**What is required**
Find the lines in the records that carry the word "Output". Copy each one.

(Web page and app entries)
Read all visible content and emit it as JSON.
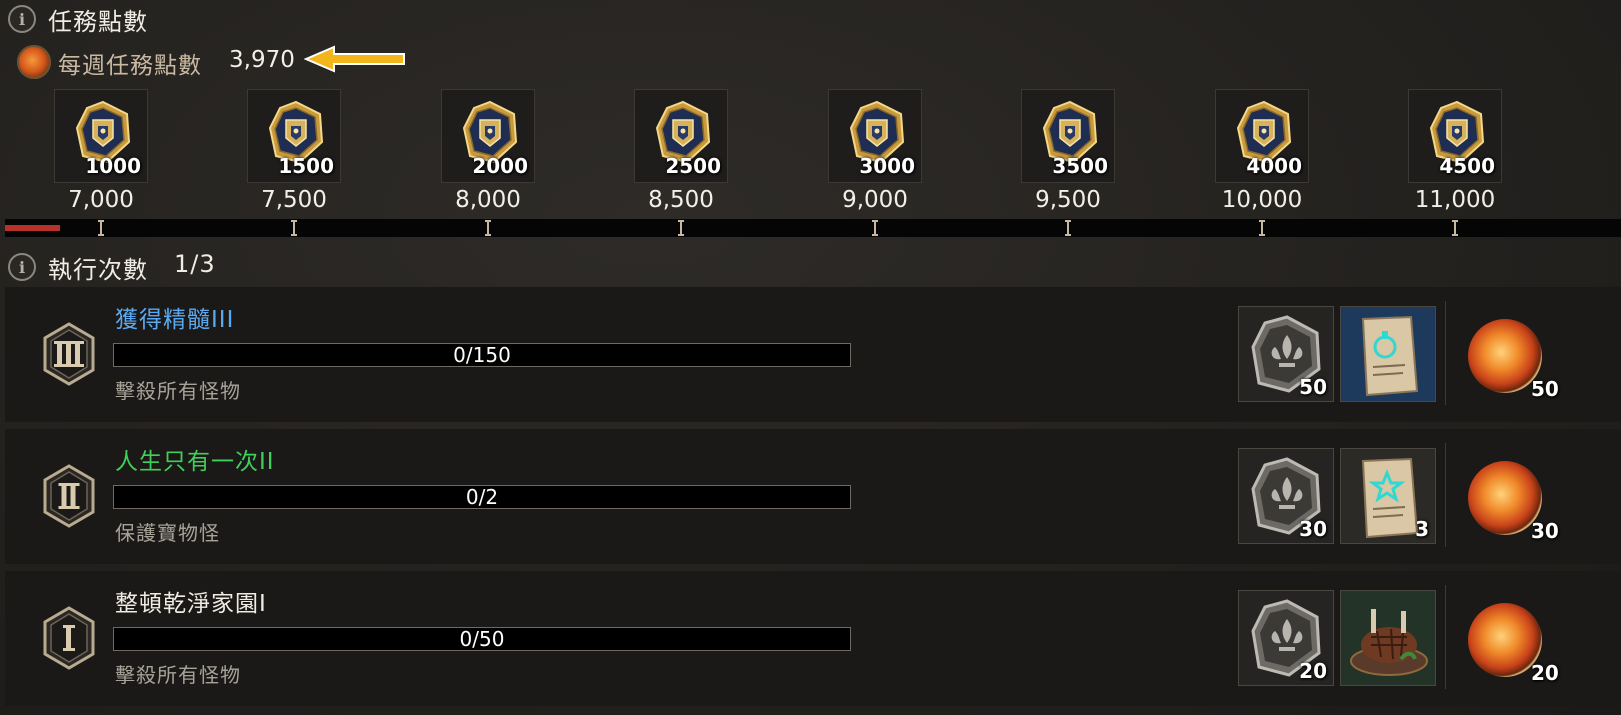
{
  "header": {
    "title": "任務點數",
    "weekly_label": "每週任務點數",
    "weekly_value": "3,970"
  },
  "milestones": [
    {
      "qty": "1000",
      "points": "7,000"
    },
    {
      "qty": "1500",
      "points": "7,500"
    },
    {
      "qty": "2000",
      "points": "8,000"
    },
    {
      "qty": "2500",
      "points": "8,500"
    },
    {
      "qty": "3000",
      "points": "9,000"
    },
    {
      "qty": "3500",
      "points": "9,500"
    },
    {
      "qty": "4000",
      "points": "10,000"
    },
    {
      "qty": "4500",
      "points": "11,000"
    }
  ],
  "executions": {
    "label": "執行次數",
    "value": "1/3"
  },
  "quests": [
    {
      "name": "獲得精髓III",
      "name_color": "#5aa9f0",
      "progress": "0/150",
      "description": "擊殺所有怪物",
      "tier": "III",
      "item1_qty": "50",
      "item2_qty": "",
      "points": "50"
    },
    {
      "name": "人生只有一次II",
      "name_color": "#3fcf5a",
      "progress": "0/2",
      "description": "保護寶物怪",
      "tier": "II",
      "item1_qty": "30",
      "item2_qty": "3",
      "points": "30"
    },
    {
      "name": "整頓乾淨家園I",
      "name_color": "#f0ece4",
      "progress": "0/50",
      "description": "擊殺所有怪物",
      "tier": "I",
      "item1_qty": "20",
      "item2_qty": "",
      "points": "20"
    }
  ],
  "weekly_progress_fraction": 0.0099
}
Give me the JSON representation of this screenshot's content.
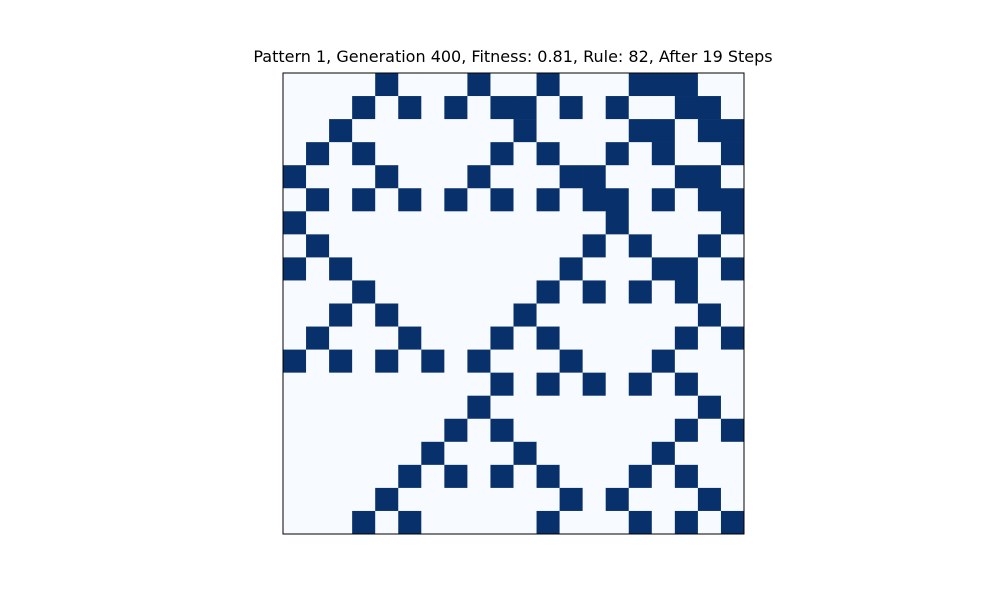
{
  "chart_data": {
    "type": "heatmap",
    "title": "Pattern 1, Generation 400, Fitness: 0.81, Rule: 82, After 19 Steps",
    "colormap": "Blues",
    "colors": {
      "on": "#08306b",
      "off": "#f7fbff",
      "frame": "#000000"
    },
    "rows": 20,
    "cols": 20,
    "grid": [
      [
        0,
        0,
        0,
        0,
        1,
        0,
        0,
        0,
        1,
        0,
        0,
        1,
        0,
        0,
        0,
        1,
        1,
        1,
        0,
        0
      ],
      [
        0,
        0,
        0,
        1,
        0,
        1,
        0,
        1,
        0,
        1,
        1,
        0,
        1,
        0,
        1,
        0,
        0,
        1,
        1,
        0
      ],
      [
        0,
        0,
        1,
        0,
        0,
        0,
        0,
        0,
        0,
        0,
        1,
        0,
        0,
        0,
        0,
        1,
        1,
        0,
        1,
        1
      ],
      [
        0,
        1,
        0,
        1,
        0,
        0,
        0,
        0,
        0,
        1,
        0,
        1,
        0,
        0,
        1,
        0,
        1,
        0,
        0,
        1
      ],
      [
        1,
        0,
        0,
        0,
        1,
        0,
        0,
        0,
        1,
        0,
        0,
        0,
        1,
        1,
        0,
        0,
        0,
        1,
        1,
        0
      ],
      [
        0,
        1,
        0,
        1,
        0,
        1,
        0,
        1,
        0,
        1,
        0,
        1,
        0,
        1,
        1,
        0,
        1,
        0,
        1,
        1
      ],
      [
        1,
        0,
        0,
        0,
        0,
        0,
        0,
        0,
        0,
        0,
        0,
        0,
        0,
        0,
        1,
        0,
        0,
        0,
        0,
        1
      ],
      [
        0,
        1,
        0,
        0,
        0,
        0,
        0,
        0,
        0,
        0,
        0,
        0,
        0,
        1,
        0,
        1,
        0,
        0,
        1,
        0
      ],
      [
        1,
        0,
        1,
        0,
        0,
        0,
        0,
        0,
        0,
        0,
        0,
        0,
        1,
        0,
        0,
        0,
        1,
        1,
        0,
        1
      ],
      [
        0,
        0,
        0,
        1,
        0,
        0,
        0,
        0,
        0,
        0,
        0,
        1,
        0,
        1,
        0,
        1,
        0,
        1,
        0,
        0
      ],
      [
        0,
        0,
        1,
        0,
        1,
        0,
        0,
        0,
        0,
        0,
        1,
        0,
        0,
        0,
        0,
        0,
        0,
        0,
        1,
        0
      ],
      [
        0,
        1,
        0,
        0,
        0,
        1,
        0,
        0,
        0,
        1,
        0,
        1,
        0,
        0,
        0,
        0,
        0,
        1,
        0,
        1
      ],
      [
        1,
        0,
        1,
        0,
        1,
        0,
        1,
        0,
        1,
        0,
        0,
        0,
        1,
        0,
        0,
        0,
        1,
        0,
        0,
        0
      ],
      [
        0,
        0,
        0,
        0,
        0,
        0,
        0,
        0,
        0,
        1,
        0,
        1,
        0,
        1,
        0,
        1,
        0,
        1,
        0,
        0
      ],
      [
        0,
        0,
        0,
        0,
        0,
        0,
        0,
        0,
        1,
        0,
        0,
        0,
        0,
        0,
        0,
        0,
        0,
        0,
        1,
        0
      ],
      [
        0,
        0,
        0,
        0,
        0,
        0,
        0,
        1,
        0,
        1,
        0,
        0,
        0,
        0,
        0,
        0,
        0,
        1,
        0,
        1
      ],
      [
        0,
        0,
        0,
        0,
        0,
        0,
        1,
        0,
        0,
        0,
        1,
        0,
        0,
        0,
        0,
        0,
        1,
        0,
        0,
        0
      ],
      [
        0,
        0,
        0,
        0,
        0,
        1,
        0,
        1,
        0,
        1,
        0,
        1,
        0,
        0,
        0,
        1,
        0,
        1,
        0,
        0
      ],
      [
        0,
        0,
        0,
        0,
        1,
        0,
        0,
        0,
        0,
        0,
        0,
        0,
        1,
        0,
        1,
        0,
        0,
        0,
        1,
        0
      ],
      [
        0,
        0,
        0,
        1,
        0,
        1,
        0,
        0,
        0,
        0,
        0,
        1,
        0,
        0,
        0,
        1,
        0,
        1,
        0,
        1
      ]
    ]
  }
}
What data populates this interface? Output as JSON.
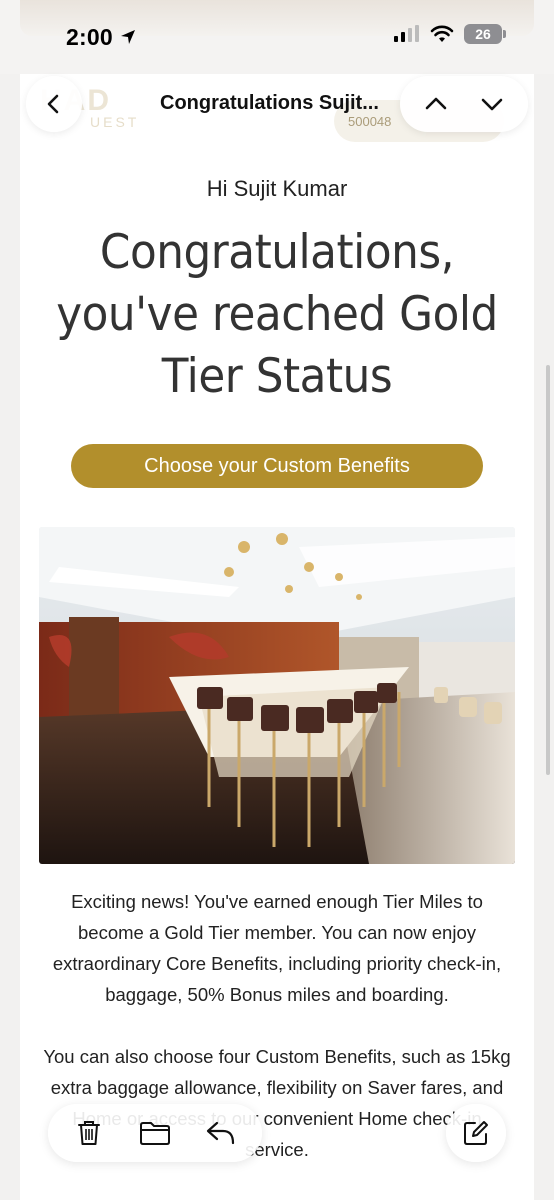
{
  "status_bar": {
    "time": "2:00",
    "battery": "26"
  },
  "header_ghost": {
    "brand": "HAD",
    "brand_sub": "UEST",
    "member_number": "500048"
  },
  "nav": {
    "title": "Congratulations Sujit..."
  },
  "email": {
    "greeting": "Hi Sujit Kumar",
    "headline": "Congratulations, you've reached Gold Tier Status",
    "cta_label": "Choose your Custom Benefits",
    "paragraph_1": "Exciting news! You've earned enough Tier Miles to become a Gold Tier member. You can now enjoy extraordinary Core Benefits, including priority check-in, baggage, 50% Bonus miles and boarding.",
    "paragraph_2": "You can also choose four Custom Benefits, such as 15kg extra baggage allowance, flexibility on Saver fares, and Home or access to our convenient Home check-in service."
  },
  "toolbar": {
    "icons": [
      "trash-icon",
      "folder-icon",
      "reply-icon",
      "compose-icon"
    ]
  },
  "colors": {
    "gold": "#b28f2c"
  }
}
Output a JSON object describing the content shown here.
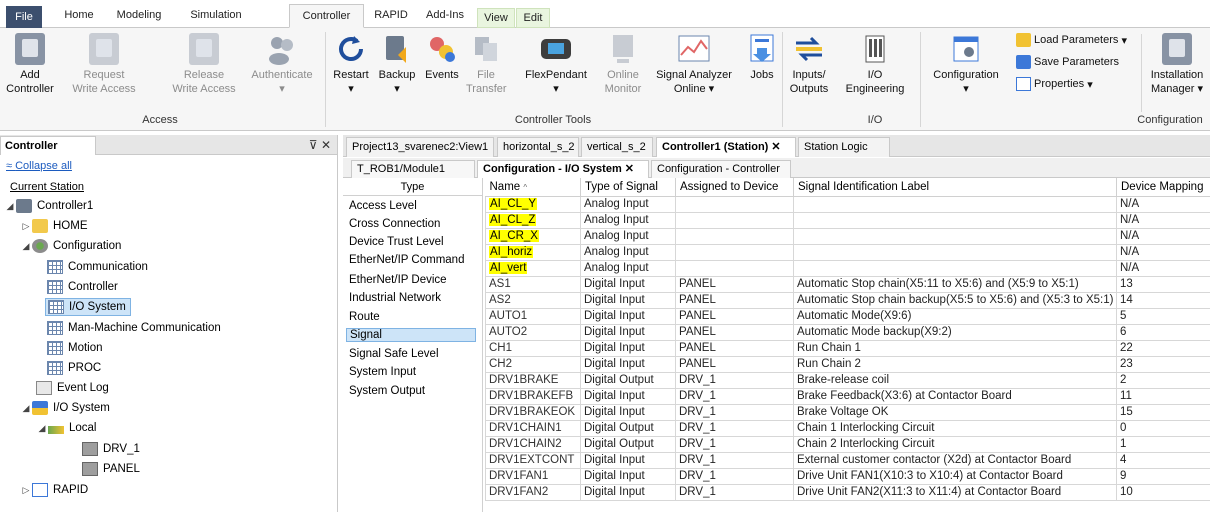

**Response for this exercise**
What data populates this interface? Output as JSON.
Output a JSON object describing the content shown here.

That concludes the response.